Cold Turkey

“Next time that I come back to Turkey it’s going to be in summer,” said my wife as she turned over in her bed and pulled the wool blankets over her head. She, like myself, had been to Turkey over twenty years ago and remembers being cold the entire time she was in the country. The only time she ever warmed up during that November was while taking a Turkish bath. Now, we were in Goreme, in central Turkey’s Cappadocia region, and we were freezing our behinds off in early March. To top it all off, we’d decided that in Goreme it would be a fun and representative experience for our family to stay in a “cave hotel.”

Ordinarily, this might be a lot of fun in Cappadocia. The region is famous for its lunar landscape of caves, fairy chimneys and rock formations as well as underground cities and byzantine frescoes. Over the centuries, the local inhabitants hid in these caves as invading hordes ran across central Turkey conquering everything in their path. Christians even hid from religious persecution in these caves and have painted beautiful frescoes in many of them. At various times, Hitites, Persians, Romans, Seljuks, Ottomans and now modern day Turks have ruled this region.
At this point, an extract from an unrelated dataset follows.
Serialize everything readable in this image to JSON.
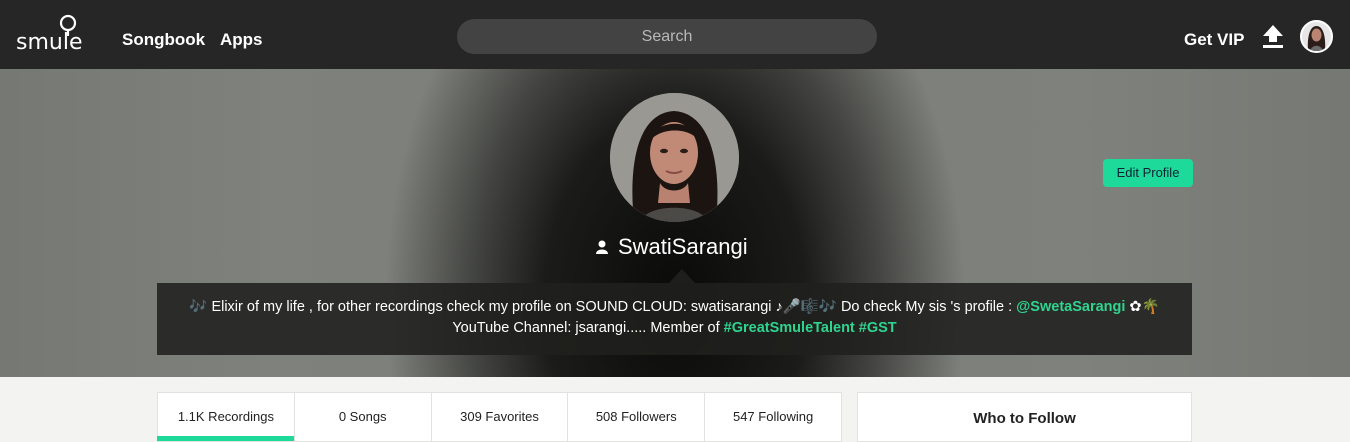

We walked to the nearby Goreme Open Air Museum, a UNESCO World Heritage site that displays rock-cut byzantine churches, chapels, monasteries and convents, set in the tuff landscape. Ten million years ago several types of volcanic products (ignimbrite, ash, block and ash flows, etc.) from calderas and volcanoes left several layers of tuff with amazing colors and textures. The tuff layers were later eroded by wind and water to form plateaus, valleys and various types of fairy chimneys. We walked around for close to an hour but because of the cold, we decided to head back early and I’m sure I heard my wife mutter, “When I come back here it’s going to be in summer.”

We returned to our hotel and entered our cave. The room was interesting and gave us an idea of how the locals lived, but inside it was cold, musty, dark and clammy. While inside we had permanent nasal drip and our noses never really got warm. In addition, I hit my head a few times on the low cave doorways. The ultimate insult came when I got hit in the side of the head by our portable travel clothesline -- one of the suction-cup ends gave way and like a slingshot grazed the side of my head.

By consensus we decided to cut our Cappadocia visit short and head straight for the Turkish Mediterranean in order to thaw. Istanbul had been very cold (in fact there were snow flurries the day after we left) and our cave in Goreme had been downright chilly; we were ready for some sunshine. Like my wife’s previous visit, the Turkish bath was the warmest we’d yet felt. Sometimes your enjoyment of a place has as much to do with when you visit as it does with the place itself. And sometimes your enjoyment of a place is better if your spouse isn’t complaining about the weather.

1 comment:

  1. We're dying to try out a cave hotel! But good to know it is not a very fun adventure in the winter ;)